> _WHAT YOU NEED TO DO_
Each line shown below should be copied exactly.

(Dataset entries)

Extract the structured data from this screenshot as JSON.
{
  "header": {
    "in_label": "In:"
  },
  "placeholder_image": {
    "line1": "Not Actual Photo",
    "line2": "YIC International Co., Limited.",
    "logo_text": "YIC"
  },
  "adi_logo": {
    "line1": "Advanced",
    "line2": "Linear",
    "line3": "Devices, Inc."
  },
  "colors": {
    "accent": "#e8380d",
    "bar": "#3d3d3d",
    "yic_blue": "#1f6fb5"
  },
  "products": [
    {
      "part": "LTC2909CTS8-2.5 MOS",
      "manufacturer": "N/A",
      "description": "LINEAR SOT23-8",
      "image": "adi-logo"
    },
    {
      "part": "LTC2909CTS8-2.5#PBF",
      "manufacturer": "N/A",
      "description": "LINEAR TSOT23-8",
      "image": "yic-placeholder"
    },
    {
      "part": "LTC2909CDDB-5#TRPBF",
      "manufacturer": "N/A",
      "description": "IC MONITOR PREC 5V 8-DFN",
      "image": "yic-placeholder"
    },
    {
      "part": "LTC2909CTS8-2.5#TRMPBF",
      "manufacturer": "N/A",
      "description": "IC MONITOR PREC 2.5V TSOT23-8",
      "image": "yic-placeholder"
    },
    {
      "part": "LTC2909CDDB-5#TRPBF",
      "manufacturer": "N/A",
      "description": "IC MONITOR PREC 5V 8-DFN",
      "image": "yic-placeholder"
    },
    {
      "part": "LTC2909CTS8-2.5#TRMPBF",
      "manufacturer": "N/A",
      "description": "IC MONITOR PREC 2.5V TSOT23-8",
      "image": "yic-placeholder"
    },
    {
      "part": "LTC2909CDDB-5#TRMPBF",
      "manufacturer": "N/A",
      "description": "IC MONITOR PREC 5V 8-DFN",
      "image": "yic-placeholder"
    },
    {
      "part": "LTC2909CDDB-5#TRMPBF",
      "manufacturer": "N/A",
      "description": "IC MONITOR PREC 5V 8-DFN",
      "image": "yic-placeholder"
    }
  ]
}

> _SOLUTION TO THE PROBLEM_
Extract the structured data from this screenshot as JSON.
{
  "header": {
    "in_label": "In:"
  },
  "placeholder_image": {
    "line1": "Not Actual Photo",
    "line2": "YIC International Co., Limited.",
    "logo_text": "YIC"
  },
  "adi_logo": {
    "line1": "Advanced",
    "line2": "Linear",
    "line3": "Devices, Inc."
  },
  "colors": {
    "accent": "#e8380d",
    "bar": "#3d3d3d",
    "yic_blue": "#1f6fb5"
  },
  "products": [
    {
      "part": "LTC2909CTS8-2.5 MOS",
      "manufacturer": "N/A",
      "description": "LINEAR SOT23-8",
      "image": "adi-logo"
    },
    {
      "part": "LTC2909CTS8-2.5#PBF",
      "manufacturer": "N/A",
      "description": "LINEAR TSOT23-8",
      "image": "yic-placeholder"
    },
    {
      "part": "LTC2909CDDB-5#TRPBF",
      "manufacturer": "N/A",
      "description": "IC MONITOR PREC 5V 8-DFN",
      "image": "yic-placeholder"
    },
    {
      "part": "LTC2909CTS8-2.5#TRMPBF",
      "manufacturer": "N/A",
      "description": "IC MONITOR PREC 2.5V TSOT23-8",
      "image": "yic-placeholder"
    },
    {
      "part": "LTC2909CDDB-5#TRPBF",
      "manufacturer": "N/A",
      "description": "IC MONITOR PREC 5V 8-DFN",
      "image": "yic-placeholder"
    },
    {
      "part": "LTC2909CTS8-2.5#TRMPBF",
      "manufacturer": "N/A",
      "description": "IC MONITOR PREC 2.5V TSOT23-8",
      "image": "yic-placeholder"
    },
    {
      "part": "LTC2909CDDB-5#TRMPBF",
      "manufacturer": "N/A",
      "description": "IC MONITOR PREC 5V 8-DFN",
      "image": "yic-placeholder"
    },
    {
      "part": "LTC2909CDDB-5#TRMPBF",
      "manufacturer": "N/A",
      "description": "IC MONITOR PREC 5V 8-DFN",
      "image": "yic-placeholder"
    }
  ]
}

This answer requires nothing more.